▸ **What you are asked to do**
I need the records below restated word for word, without their pictures.

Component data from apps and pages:
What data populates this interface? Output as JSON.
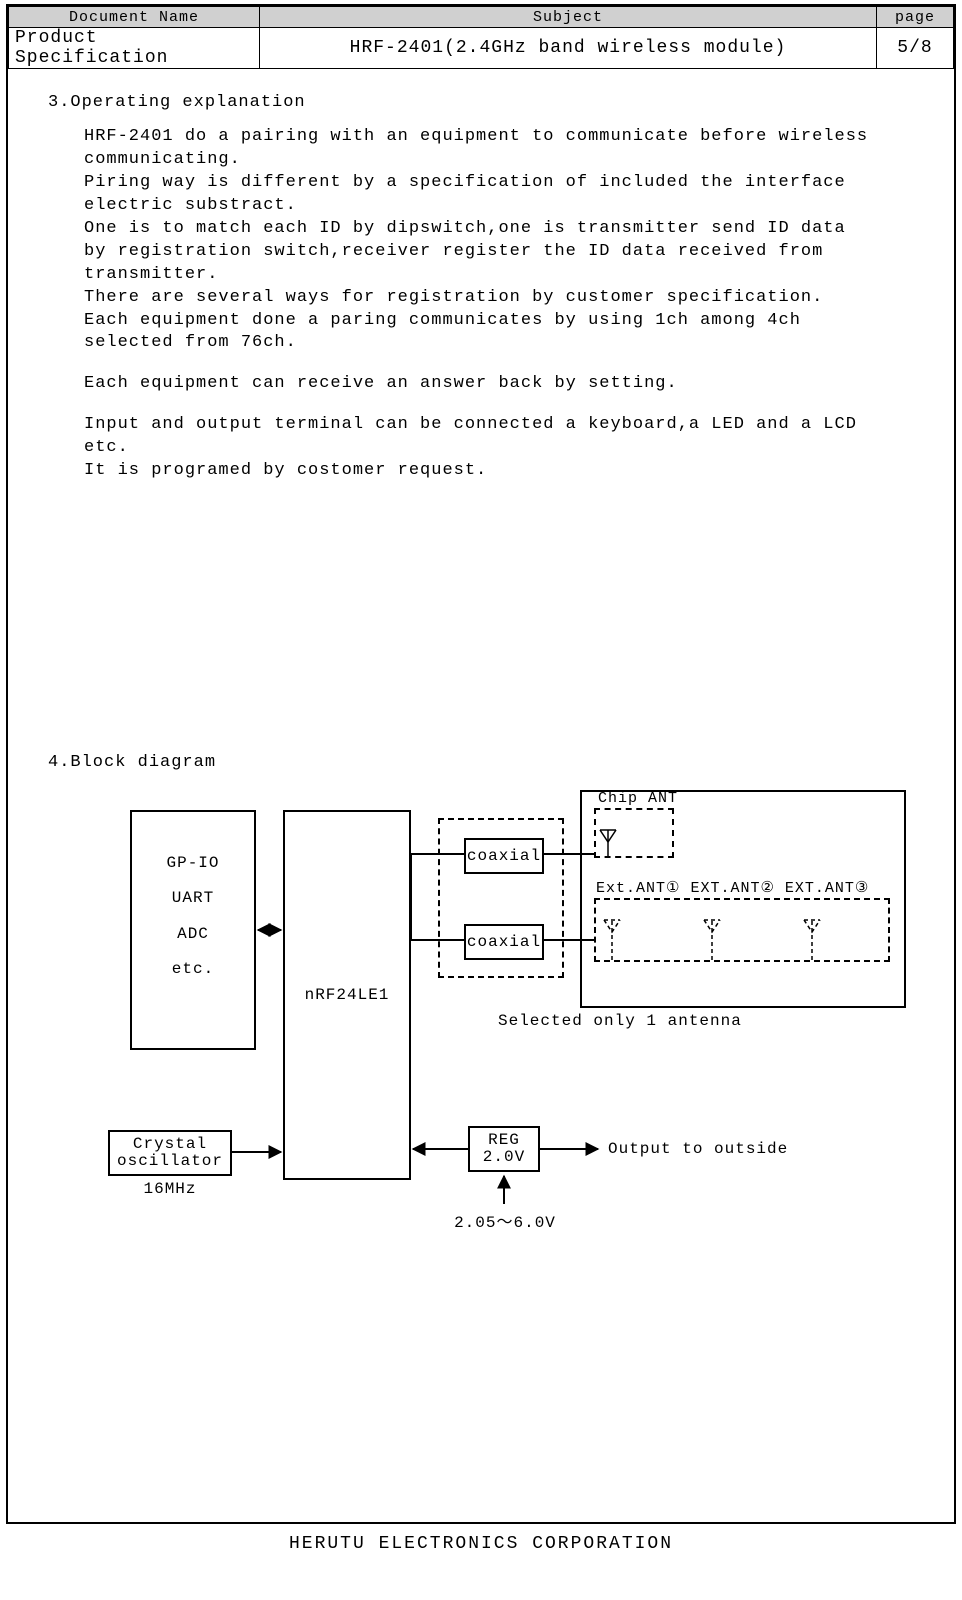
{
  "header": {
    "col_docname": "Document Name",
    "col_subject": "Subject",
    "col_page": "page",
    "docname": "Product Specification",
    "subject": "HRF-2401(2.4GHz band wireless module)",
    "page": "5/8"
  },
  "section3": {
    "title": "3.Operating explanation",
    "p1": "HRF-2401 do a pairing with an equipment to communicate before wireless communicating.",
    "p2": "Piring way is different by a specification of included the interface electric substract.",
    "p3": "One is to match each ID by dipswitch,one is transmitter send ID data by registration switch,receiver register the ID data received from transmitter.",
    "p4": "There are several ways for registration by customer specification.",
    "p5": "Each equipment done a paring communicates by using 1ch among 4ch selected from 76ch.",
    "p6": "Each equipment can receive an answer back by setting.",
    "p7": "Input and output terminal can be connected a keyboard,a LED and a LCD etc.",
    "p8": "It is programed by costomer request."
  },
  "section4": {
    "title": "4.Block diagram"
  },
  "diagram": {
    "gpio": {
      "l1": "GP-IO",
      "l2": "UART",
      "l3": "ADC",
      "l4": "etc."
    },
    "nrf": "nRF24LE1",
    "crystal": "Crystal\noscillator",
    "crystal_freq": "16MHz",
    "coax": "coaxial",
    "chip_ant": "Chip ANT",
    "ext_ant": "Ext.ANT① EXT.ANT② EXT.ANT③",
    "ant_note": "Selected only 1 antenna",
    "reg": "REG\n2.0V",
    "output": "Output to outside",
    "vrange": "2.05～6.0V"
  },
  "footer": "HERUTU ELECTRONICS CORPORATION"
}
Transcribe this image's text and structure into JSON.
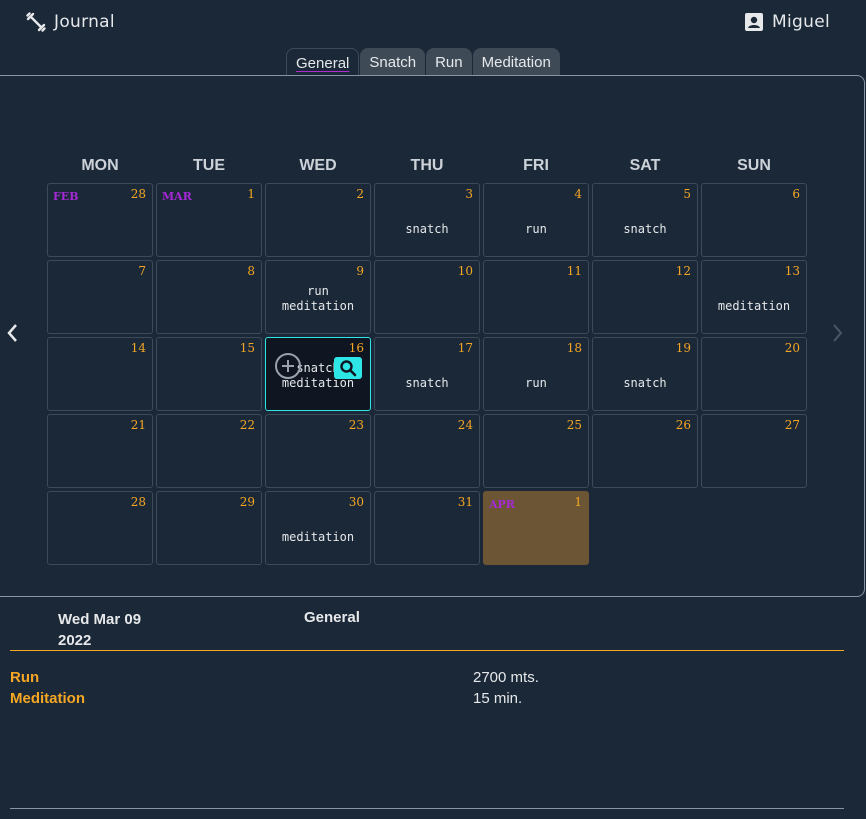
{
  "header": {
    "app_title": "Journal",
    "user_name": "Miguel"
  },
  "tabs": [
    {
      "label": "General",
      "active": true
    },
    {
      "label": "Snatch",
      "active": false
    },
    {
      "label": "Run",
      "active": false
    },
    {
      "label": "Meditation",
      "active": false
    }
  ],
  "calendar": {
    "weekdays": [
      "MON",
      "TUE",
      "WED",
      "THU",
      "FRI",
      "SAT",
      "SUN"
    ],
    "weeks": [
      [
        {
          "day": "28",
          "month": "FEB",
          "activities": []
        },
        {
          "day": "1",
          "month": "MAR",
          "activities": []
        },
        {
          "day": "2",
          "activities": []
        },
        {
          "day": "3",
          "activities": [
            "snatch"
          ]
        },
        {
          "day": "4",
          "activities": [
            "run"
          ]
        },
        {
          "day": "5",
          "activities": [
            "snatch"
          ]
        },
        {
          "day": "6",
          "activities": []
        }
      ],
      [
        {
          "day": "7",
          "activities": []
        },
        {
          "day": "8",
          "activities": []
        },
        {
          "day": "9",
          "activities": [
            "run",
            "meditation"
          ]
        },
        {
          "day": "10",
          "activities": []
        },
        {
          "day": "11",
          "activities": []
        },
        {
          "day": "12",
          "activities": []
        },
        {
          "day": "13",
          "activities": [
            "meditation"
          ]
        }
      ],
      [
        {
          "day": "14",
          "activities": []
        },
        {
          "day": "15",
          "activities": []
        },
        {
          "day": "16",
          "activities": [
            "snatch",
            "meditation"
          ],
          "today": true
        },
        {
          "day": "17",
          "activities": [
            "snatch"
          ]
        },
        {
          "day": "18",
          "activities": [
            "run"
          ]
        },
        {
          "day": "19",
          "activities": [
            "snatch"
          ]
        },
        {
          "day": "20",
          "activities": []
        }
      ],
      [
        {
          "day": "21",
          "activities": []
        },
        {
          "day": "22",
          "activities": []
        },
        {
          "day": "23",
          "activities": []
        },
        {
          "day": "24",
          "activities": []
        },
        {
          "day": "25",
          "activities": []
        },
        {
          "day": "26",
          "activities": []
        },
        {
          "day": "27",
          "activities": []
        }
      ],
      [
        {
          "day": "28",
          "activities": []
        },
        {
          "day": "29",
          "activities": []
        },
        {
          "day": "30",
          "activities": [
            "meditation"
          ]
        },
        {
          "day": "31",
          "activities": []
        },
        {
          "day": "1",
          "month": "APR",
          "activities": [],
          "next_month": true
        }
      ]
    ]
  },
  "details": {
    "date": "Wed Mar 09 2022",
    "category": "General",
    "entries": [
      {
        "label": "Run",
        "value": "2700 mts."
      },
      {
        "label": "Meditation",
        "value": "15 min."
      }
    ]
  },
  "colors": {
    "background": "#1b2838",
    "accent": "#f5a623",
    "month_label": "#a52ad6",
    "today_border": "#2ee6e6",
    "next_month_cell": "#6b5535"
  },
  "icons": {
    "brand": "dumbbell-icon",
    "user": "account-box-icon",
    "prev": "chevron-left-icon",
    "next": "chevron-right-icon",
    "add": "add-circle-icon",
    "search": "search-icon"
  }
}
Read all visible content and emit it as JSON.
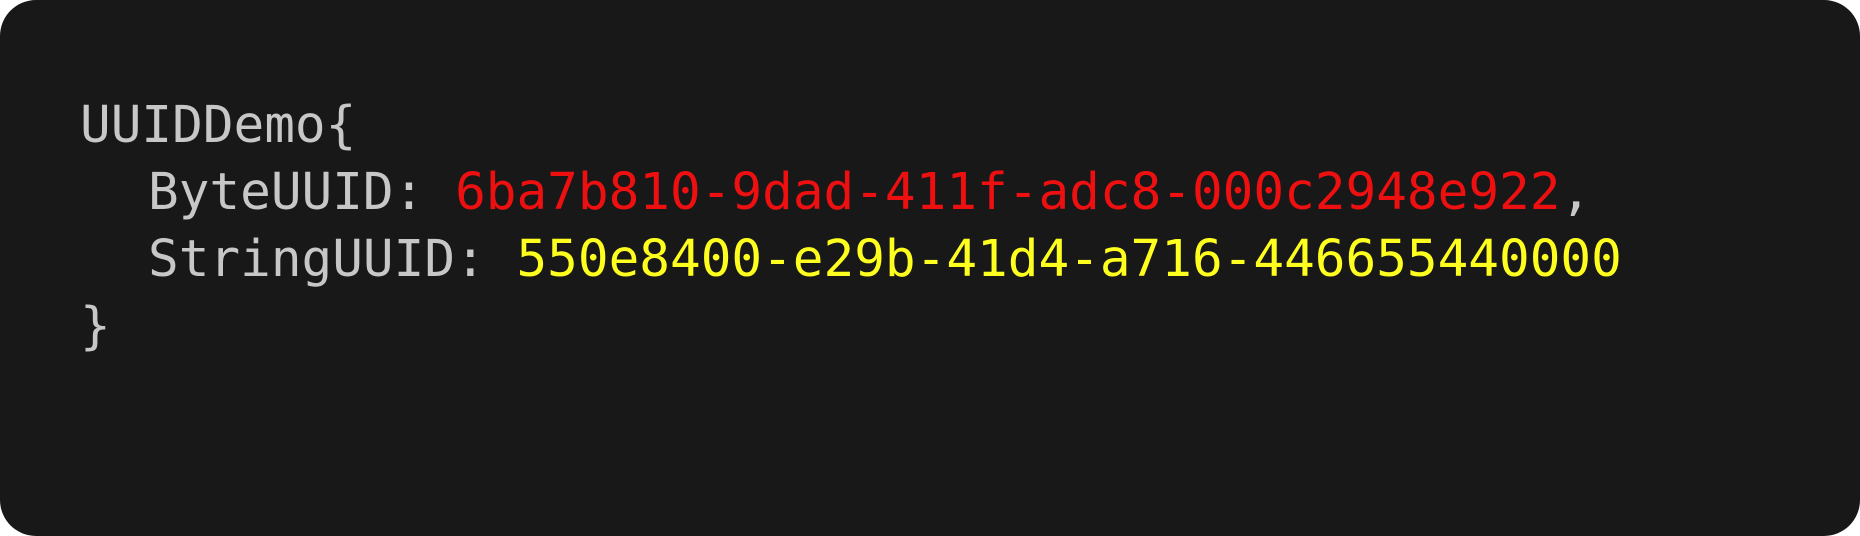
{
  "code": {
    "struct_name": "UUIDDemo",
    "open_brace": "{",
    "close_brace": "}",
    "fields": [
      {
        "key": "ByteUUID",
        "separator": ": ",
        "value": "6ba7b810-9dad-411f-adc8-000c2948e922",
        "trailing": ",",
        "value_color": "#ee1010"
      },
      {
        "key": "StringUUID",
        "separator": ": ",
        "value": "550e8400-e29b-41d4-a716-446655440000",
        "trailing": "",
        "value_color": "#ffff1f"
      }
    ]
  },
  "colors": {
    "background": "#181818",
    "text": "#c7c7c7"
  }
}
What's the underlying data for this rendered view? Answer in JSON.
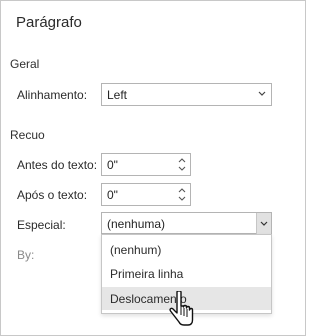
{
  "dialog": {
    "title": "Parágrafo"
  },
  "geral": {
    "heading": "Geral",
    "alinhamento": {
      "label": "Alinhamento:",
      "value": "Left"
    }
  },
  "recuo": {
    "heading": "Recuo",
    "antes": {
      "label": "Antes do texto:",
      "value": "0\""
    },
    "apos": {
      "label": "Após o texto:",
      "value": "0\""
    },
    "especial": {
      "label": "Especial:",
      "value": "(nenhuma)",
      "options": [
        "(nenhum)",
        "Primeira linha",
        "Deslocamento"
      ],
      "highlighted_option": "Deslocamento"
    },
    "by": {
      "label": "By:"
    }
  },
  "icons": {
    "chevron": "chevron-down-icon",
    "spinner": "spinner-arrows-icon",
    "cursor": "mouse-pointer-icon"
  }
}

▸ **Solution for this task**
What data populates this interface? Output as JSON.
{
  "header": {
    "col_docname": "Document Name",
    "col_subject": "Subject",
    "col_page": "page",
    "docname": "Product Specification",
    "subject": "HRF-2401(2.4GHz band wireless module)",
    "page": "5/8"
  },
  "section3": {
    "title": "3.Operating explanation",
    "p1": "HRF-2401 do a pairing with an equipment to communicate before wireless communicating.",
    "p2": "Piring way is different by a specification of included the interface electric substract.",
    "p3": "One is to match each ID by dipswitch,one is transmitter send ID data by registration switch,receiver register the ID data received from transmitter.",
    "p4": "There are several ways for registration by customer specification.",
    "p5": "Each equipment done a paring communicates by using 1ch among 4ch selected from 76ch.",
    "p6": "Each equipment can receive an answer back by setting.",
    "p7": "Input and output terminal can be connected a keyboard,a LED and a LCD etc.",
    "p8": "It is programed by costomer request."
  },
  "section4": {
    "title": "4.Block diagram"
  },
  "diagram": {
    "gpio": {
      "l1": "GP-IO",
      "l2": "UART",
      "l3": "ADC",
      "l4": "etc."
    },
    "nrf": "nRF24LE1",
    "crystal": "Crystal\noscillator",
    "crystal_freq": "16MHz",
    "coax": "coaxial",
    "chip_ant": "Chip ANT",
    "ext_ant": "Ext.ANT① EXT.ANT② EXT.ANT③",
    "ant_note": "Selected only 1 antenna",
    "reg": "REG\n2.0V",
    "output": "Output to outside",
    "vrange": "2.05～6.0V"
  },
  "footer": "HERUTU ELECTRONICS CORPORATION"
}
Transcribe this image's text and structure into JSON.
{
  "header": {
    "app_title": "Journal",
    "user_name": "Miguel"
  },
  "tabs": [
    {
      "label": "General",
      "active": true
    },
    {
      "label": "Snatch",
      "active": false
    },
    {
      "label": "Run",
      "active": false
    },
    {
      "label": "Meditation",
      "active": false
    }
  ],
  "calendar": {
    "weekdays": [
      "MON",
      "TUE",
      "WED",
      "THU",
      "FRI",
      "SAT",
      "SUN"
    ],
    "weeks": [
      [
        {
          "day": "28",
          "month": "FEB",
          "activities": []
        },
        {
          "day": "1",
          "month": "MAR",
          "activities": []
        },
        {
          "day": "2",
          "activities": []
        },
        {
          "day": "3",
          "activities": [
            "snatch"
          ]
        },
        {
          "day": "4",
          "activities": [
            "run"
          ]
        },
        {
          "day": "5",
          "activities": [
            "snatch"
          ]
        },
        {
          "day": "6",
          "activities": []
        }
      ],
      [
        {
          "day": "7",
          "activities": []
        },
        {
          "day": "8",
          "activities": []
        },
        {
          "day": "9",
          "activities": [
            "run",
            "meditation"
          ]
        },
        {
          "day": "10",
          "activities": []
        },
        {
          "day": "11",
          "activities": []
        },
        {
          "day": "12",
          "activities": []
        },
        {
          "day": "13",
          "activities": [
            "meditation"
          ]
        }
      ],
      [
        {
          "day": "14",
          "activities": []
        },
        {
          "day": "15",
          "activities": []
        },
        {
          "day": "16",
          "activities": [
            "snatch",
            "meditation"
          ],
          "today": true
        },
        {
          "day": "17",
          "activities": [
            "snatch"
          ]
        },
        {
          "day": "18",
          "activities": [
            "run"
          ]
        },
        {
          "day": "19",
          "activities": [
            "snatch"
          ]
        },
        {
          "day": "20",
          "activities": []
        }
      ],
      [
        {
          "day": "21",
          "activities": []
        },
        {
          "day": "22",
          "activities": []
        },
        {
          "day": "23",
          "activities": []
        },
        {
          "day": "24",
          "activities": []
        },
        {
          "day": "25",
          "activities": []
        },
        {
          "day": "26",
          "activities": []
        },
        {
          "day": "27",
          "activities": []
        }
      ],
      [
        {
          "day": "28",
          "activities": []
        },
        {
          "day": "29",
          "activities": []
        },
        {
          "day": "30",
          "activities": [
            "meditation"
          ]
        },
        {
          "day": "31",
          "activities": []
        },
        {
          "day": "1",
          "month": "APR",
          "activities": [],
          "next_month": true
        }
      ]
    ]
  },
  "details": {
    "date": "Wed Mar 09 2022",
    "category": "General",
    "entries": [
      {
        "label": "Run",
        "value": "2700 mts."
      },
      {
        "label": "Meditation",
        "value": "15 min."
      }
    ]
  },
  "colors": {
    "background": "#1b2838",
    "accent": "#f5a623",
    "month_label": "#a52ad6",
    "today_border": "#2ee6e6",
    "next_month_cell": "#6b5535"
  },
  "icons": {
    "brand": "dumbbell-icon",
    "user": "account-box-icon",
    "prev": "chevron-left-icon",
    "next": "chevron-right-icon",
    "add": "add-circle-icon",
    "search": "search-icon"
  }
}
Read all visible content and emit it as JSON.
{
  "code": {
    "struct_name": "UUIDDemo",
    "open_brace": "{",
    "close_brace": "}",
    "fields": [
      {
        "key": "ByteUUID",
        "separator": ": ",
        "value": "6ba7b810-9dad-411f-adc8-000c2948e922",
        "trailing": ",",
        "value_color": "#ee1010"
      },
      {
        "key": "StringUUID",
        "separator": ": ",
        "value": "550e8400-e29b-41d4-a716-446655440000",
        "trailing": "",
        "value_color": "#ffff1f"
      }
    ]
  },
  "colors": {
    "background": "#181818",
    "text": "#c7c7c7"
  }
}
What's the underlying data for this rendered view? Answer in JSON.
{
  "dialog": {
    "title": "Parágrafo"
  },
  "geral": {
    "heading": "Geral",
    "alinhamento": {
      "label": "Alinhamento:",
      "value": "Left"
    }
  },
  "recuo": {
    "heading": "Recuo",
    "antes": {
      "label": "Antes do texto:",
      "value": "0\""
    },
    "apos": {
      "label": "Após o texto:",
      "value": "0\""
    },
    "especial": {
      "label": "Especial:",
      "value": "(nenhuma)",
      "options": [
        "(nenhum)",
        "Primeira linha",
        "Deslocamento"
      ],
      "highlighted_option": "Deslocamento"
    },
    "by": {
      "label": "By:"
    }
  },
  "icons": {
    "chevron": "chevron-down-icon",
    "spinner": "spinner-arrows-icon",
    "cursor": "mouse-pointer-icon"
  }
}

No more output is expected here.